The EU's humanitarian chief on Tuesday urged international donors to fund the UN agency for Palestinians after a review said Israel had not yet provided evidence that hundreds of staff were members of terrorist groups.

European commissioner for crisis management Janez Lenarcic welcomed the report for "underlining the agency's significant number of compliance systems in place as well as recommendations for their further upgrade."

"I call on the donors to support UNRWA - the Palestinian refugees' lifeline," he wrote on X.

An independent review group on the United Nations Relief and Works Agency said it had found some "neutrality-related issues" in its much-anticipated report released Monday.

But the review led by former French foreign minister Catherine Colonna noted "Israel has yet to provide supporting evidence" for its claim that UNRWA employs more than 400 "terrorists."

The review group was created following allegations made by Israel in January that some UNRWA staff may have participated in the October 7, 2023 Hamas attacks. In the weeks that followed, numerous donor states suspended or paused some $450 million in funding.

Many have since resumed funding, including Sweden, Canada, Japan, the EU and France -- while others, including the United States and Britain -- have not.

The US Congress passed a bill signed into law by President Joe Biden last month that blocks funding from Washington until March 2025.

The freezes to the main aid agency in Gaza come as months of Israeli military operations have turned the territory into a "humanitarian hellscape," UN Secretary-General Antonio Guteres said recently, with its 2.3 million people in desperate need of food, water, shelter and medicine.

Colonna's team was tasked with assessing whether UNRWA was "doing everything within its power to ensure neutrality," while Guterres activated a second investigation to probe Israel's allegations.

Despite a robust framework for ensuring it upheld the humanitarian principle of neutrality, the review found that "neutrality-related issues persist," including instances of staff sharing biased political posts on social media and the use of a small number of textbooks with "problematic content" in some UNRWA schools.

But it added "Israel has yet to provide supporting evidence" for its claim that UNRWA employs more than 400 "terrorists."
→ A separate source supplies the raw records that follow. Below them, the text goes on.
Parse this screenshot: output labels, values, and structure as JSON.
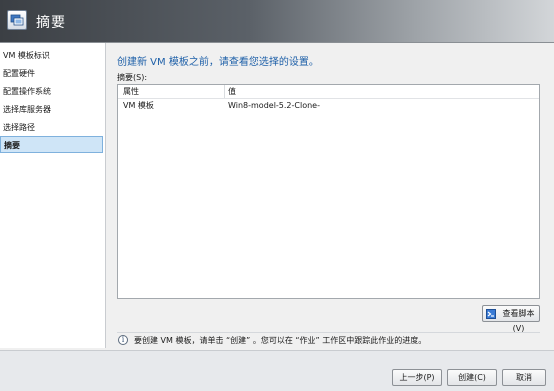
{
  "header": {
    "title": "摘要"
  },
  "sidebar": {
    "items": [
      {
        "label": "VM 模板标识",
        "selected": false
      },
      {
        "label": "配置硬件",
        "selected": false
      },
      {
        "label": "配置操作系统",
        "selected": false
      },
      {
        "label": "选择库服务器",
        "selected": false
      },
      {
        "label": "选择路径",
        "selected": false
      },
      {
        "label": "摘要",
        "selected": true
      }
    ]
  },
  "main": {
    "title": "创建新 VM 模板之前，请查看您选择的设置。",
    "summary_label": "摘要(S):",
    "table": {
      "columns": [
        "属性",
        "值"
      ],
      "rows": [
        {
          "property": "VM 模板",
          "value": "Win8-model-5.2-Clone-"
        }
      ]
    },
    "view_script_button": "查看脚本(V)",
    "info_text": "要创建 VM 模板，请单击 “创建” 。您可以在 “作业” 工作区中跟踪此作业的进度。"
  },
  "footer": {
    "back_label": "上一步(P)",
    "create_label": "创建(C)",
    "cancel_label": "取消"
  }
}
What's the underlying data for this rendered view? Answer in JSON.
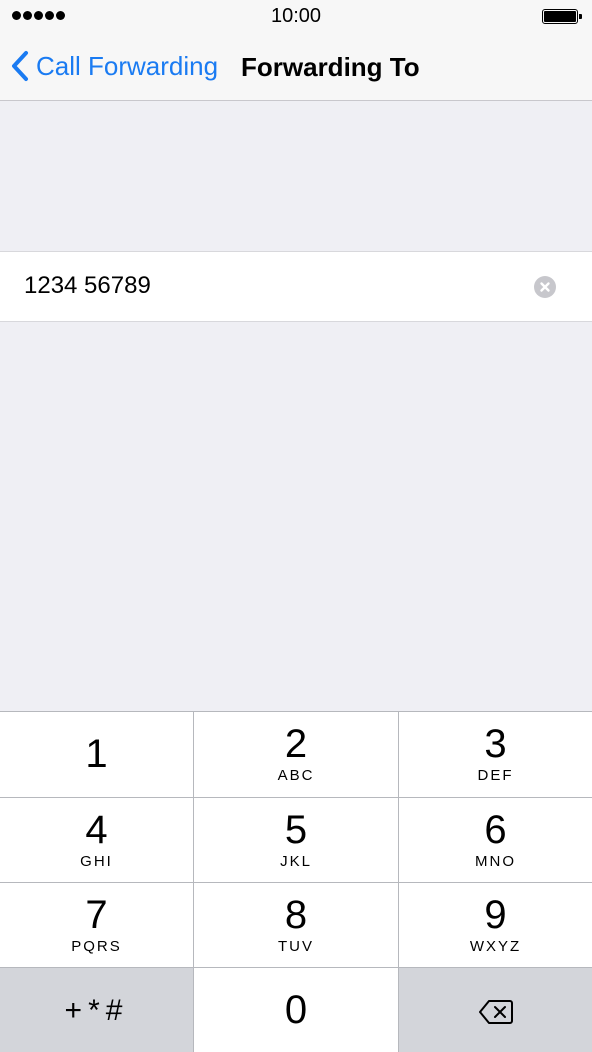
{
  "status": {
    "time": "10:00",
    "signal_icon": "signal-dots-icon",
    "battery_icon": "battery-icon"
  },
  "nav": {
    "back_label": "Call Forwarding",
    "title": "Forwarding To",
    "accent": "#1a7bf2"
  },
  "field": {
    "value": "1234 56789",
    "clear_icon": "clear-circle-icon"
  },
  "keypad": {
    "keys": [
      {
        "digit": "1",
        "letters": ""
      },
      {
        "digit": "2",
        "letters": "ABC"
      },
      {
        "digit": "3",
        "letters": "DEF"
      },
      {
        "digit": "4",
        "letters": "GHI"
      },
      {
        "digit": "5",
        "letters": "JKL"
      },
      {
        "digit": "6",
        "letters": "MNO"
      },
      {
        "digit": "7",
        "letters": "PQRS"
      },
      {
        "digit": "8",
        "letters": "TUV"
      },
      {
        "digit": "9",
        "letters": "WXYZ"
      },
      {
        "digit": "0",
        "letters": ""
      }
    ],
    "symbols_label": "+*#",
    "delete_icon": "backspace-icon"
  }
}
UNRWA began operations in 1950 and provides services to nearly six million people across Jordan, Lebanon, Syria, the Gaza Strip and the West Bank, including East Jerusalem.